Saturday, January 4, 2014

Flashnewb talks about writing

This music pairs nicely with the post
Man... New Years blog resolutions must be happening. There're posts everywhere in the OSR-o-sphere and they're quite good. Meanwhile, I'm just sitting here reposting crap from reddit.

Back in November of 2013 there was a discussion on the Game of Thrones subreddit about a Vanity Fair article in which Steamboat Captain Martin requests his fans leave him alone so he can write. In the discussion, user "Flashnewb" posted a fantastic writeup on the writing process. I like to read it sometimes when I'm feeling overwhelmed with all the vapor of my wares, and I figured you all might enjoy reading it too. Posting the full text here because as history demonstrates over and over again, only the reposts survive.


A little bit about writing books, from someone who has been trying for some time:

The ASOIAF books are huge. North of 100,000 words apiece. There might be specific word counts somewhere, I don't know. But they are longer even than your average fantasy book.

They are being written sequentially in series, which means the overall direction of the story needs to be tracked one way or another. He often talks about 'architect writers' and 'gardener writers'. An architect would keep track of the story with meticulous outlines and then write. A gardener begins writing and tries to connect it all as he goes. GRRM is a confessed gardener.

So you begin. Let's say you come out of the blocks at breakneck pace. 5 or 6 thousand words a day. In a month you have the first draft completed. So you let it rest. You have to let it rest. If you don't, you won't be able to objectively look at your work and determine what needs changing. After a good few weeks of forgetting all about it, you come back to it and read it.

Oh. Fuck.

70% of it is shit. 20% of it is salvageable. 5% is pretty good. 4% is great. 1% is gold dust.

Of all those parts, that 1% is the only stuff that makes it through as-is. The rest? Start again. Do it better. I don't care if you're a 30 novel veteran or someone just starting out, the process is the same. Go back. Start again. Go slower.

So you do all of that. Re-write the 70%. Re-jig the 20%. Tidy up that final 9%. This is a slow process. You need to figure out what's worth keeping and what needs tossing. Also, your manuscript is currently at 189,000 words which is way too long. You need to cut a bunch of non essential scenes. And oh FUCK. Most of the non essential stuff just so happens to be from that 9% you really liked. Too bad. Cut it.

You let it sit. Again. Then you come back to it with a red pen, and go through it like you're an English professor grading the paper of your most petty enemy.

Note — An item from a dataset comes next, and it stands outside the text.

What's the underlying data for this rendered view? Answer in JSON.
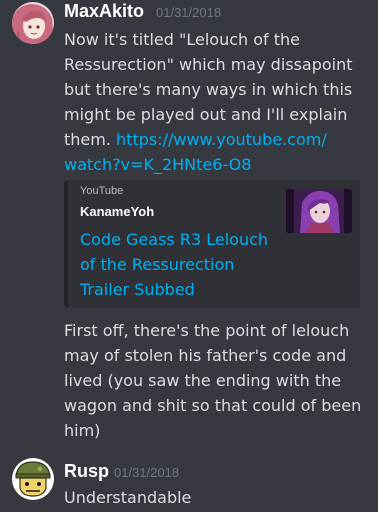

You strike out anything that sounds remotely bad. You flag parts for re-writing because they're stilted. Dozens of sections need re-writes. Whole plot strands are off track and bloated. Streamline. Fix. Go back to the start. Repeat. If you're lucky, at the end of this process, maybe half of what you have will make it to print as-is.

You keep this up until you're positive it is as good as it can possibly be. Then you give it to someone else, secretly proud of what you've done. You sit back and wait for the praise to flow back to you


They kiiiinda like it. But pages 120-240 are boring, they're utterly confused by several plot developments, they think your characters are following some majorly cliched archetypes and, by the way, this whole section with the pirate ship is a straight up rip off of Pirates of the Caribbean.


Back again. Repeat. Tidy. Re-write. Gut. Change. The story is now unrecognizable to you, but you can at least appreciate that it is better. For a book that's ultimately going to be about 130,000 words long, you have easily written in excess of 2 million words that will never see the printed page. Some of those cut words, by the way, are your favourite ones so far. But they didn't fit the pace or the tone, so they had to go.

Eventually, you manage to compromise and scrape your way to a finished book. It has taken years. Freakin'. YEARS. But there it is. 'A Game of Thrones' is on shelves. And whoa, people seem to really like it! You decide you better pretend that writing this fucking thing wasn't the most miserable and frustrating thing in the world, because people want to hear about how writing is a magical creative endeavor that just happens naturally. And really, for all the misery, it was also the most rewarding thing you've ever done. For a few weeks you revel in the happiness you have brought so many people.

Then you sit down and start typing book two. You're back where it all started. And there are five more to go after that.

Oh. Fuck. What the hell were you thinking?

A year later, you're just putting the finishing touches on draft one of book two. You decide to google your book to see what the fans are saying when you notice a post on a forum.

"Jeez, when does the next one come out?? I'm waiting over here!"

And you slump at the keyboard. It has already begun.


1 comment:

  1. I remember reading this on Reddit. It was a good essay.